International ClassificationH02M3/315, H02M7/523, H02M7/48
Cooperative ClassificationH02M7/4826, H02M7/5236, H02M3/3155
European ClassificationH02M7/523B2, H02M7/48R, H02M3/315C
Legal Events
DateCodeEventDescription
Jun 8, 1987ASAssignment
Owner name: FRIJOUF, ROBERT F. (1/3%) INTEREST
Owner name: SCHWARZ, RUTH INDIVIDUALLY (2/3%) INTEREST

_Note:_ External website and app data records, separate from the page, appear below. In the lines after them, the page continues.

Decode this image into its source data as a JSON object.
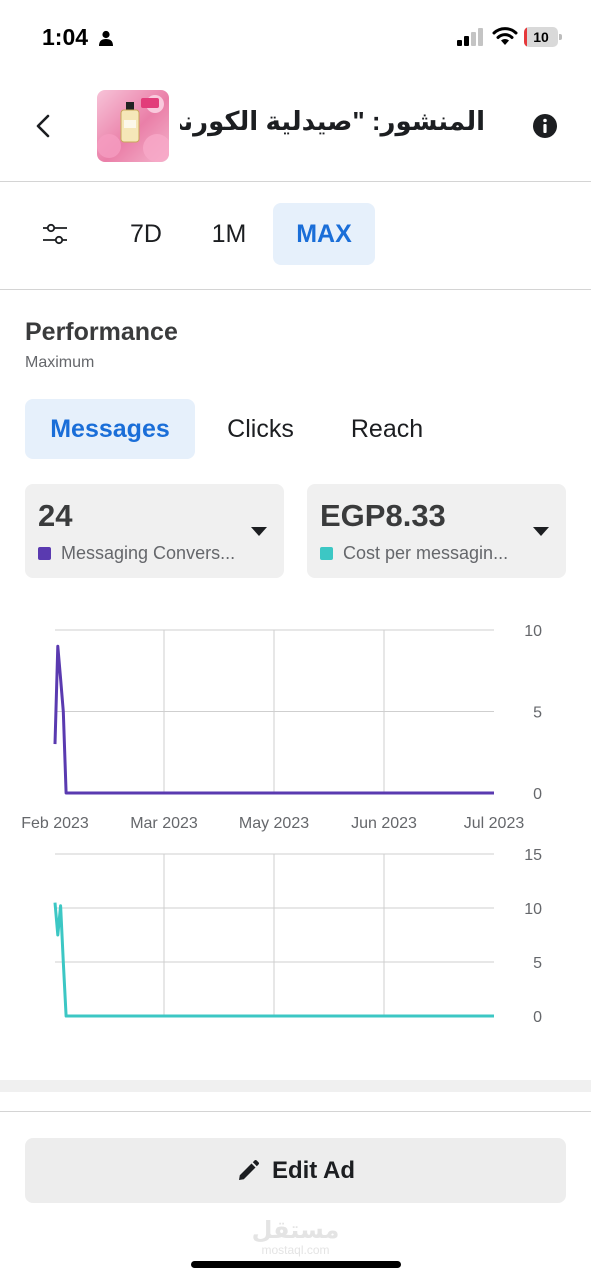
{
  "status_bar": {
    "time": "1:04",
    "battery_level": "10",
    "battery_fraction": 0.1,
    "person_icon": "person-icon",
    "signal_icon": "cellular-signal-icon",
    "wifi_icon": "wifi-icon"
  },
  "header": {
    "title": "المنشور: \"صيدلية الكورني..",
    "back_icon": "chevron-left-icon",
    "info_icon": "info-icon"
  },
  "date_filter": {
    "filter_icon": "sliders-icon",
    "ranges": [
      "7D",
      "1M",
      "MAX"
    ],
    "selected": "MAX"
  },
  "performance": {
    "title": "Performance",
    "subtitle": "Maximum",
    "tabs": [
      "Messages",
      "Clicks",
      "Reach"
    ],
    "selected_tab": "Messages"
  },
  "metrics": [
    {
      "value": "24",
      "label": "Messaging Convers...",
      "color": "#5a3ab0"
    },
    {
      "value": "EGP8.33",
      "label": "Cost per messagin...",
      "color": "#3cc7c4"
    }
  ],
  "chart_data": [
    {
      "type": "line",
      "series": [
        {
          "color": "#5a3ab0",
          "x": [
            "2023-01-24",
            "2023-01-25",
            "2023-01-26",
            "2023-01-27",
            "2023-01-28",
            "2023-02-01",
            "2023-03-01",
            "2023-04-01",
            "2023-05-01",
            "2023-06-01",
            "2023-07-01"
          ],
          "y": [
            3,
            9,
            7,
            5,
            0,
            0,
            0,
            0,
            0,
            0,
            0
          ]
        }
      ],
      "x_ticks": [
        "Feb 2023",
        "Mar 2023",
        "May 2023",
        "Jun 2023",
        "Jul 2023"
      ],
      "y_ticks": [
        "10",
        "5",
        "0"
      ],
      "ylim": [
        0,
        10
      ],
      "grid": true
    },
    {
      "type": "line",
      "series": [
        {
          "color": "#3cc7c4",
          "x": [
            "2023-01-24",
            "2023-01-25",
            "2023-01-26",
            "2023-01-27",
            "2023-01-28",
            "2023-02-01",
            "2023-03-01",
            "2023-04-01",
            "2023-05-01",
            "2023-06-01",
            "2023-07-01"
          ],
          "y": [
            10.5,
            7.5,
            10.2,
            5,
            0,
            0,
            0,
            0,
            0,
            0,
            0
          ]
        }
      ],
      "x_ticks": [],
      "y_ticks": [
        "15",
        "10",
        "5",
        "0"
      ],
      "ylim": [
        0,
        15
      ],
      "grid": true
    }
  ],
  "actions": {
    "edit_label": "Edit Ad",
    "edit_icon": "pencil-icon"
  },
  "watermark": {
    "arabic": "مستقل",
    "latin": "mostaql.com"
  }
}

Free format text: ASSIGNS TO EACH ASSIGNEE THE PERCENTAGE OPPOSITE THEIR RESPECTIVE NAME.;ASSIGNOR:SCHWARZ, RUTH, EXECUTRIX OF THE ESTATE OF FRANCISC C. SCHWARZ, DEC D;REEL/FRAME:004748/0251
Effective date: 19870604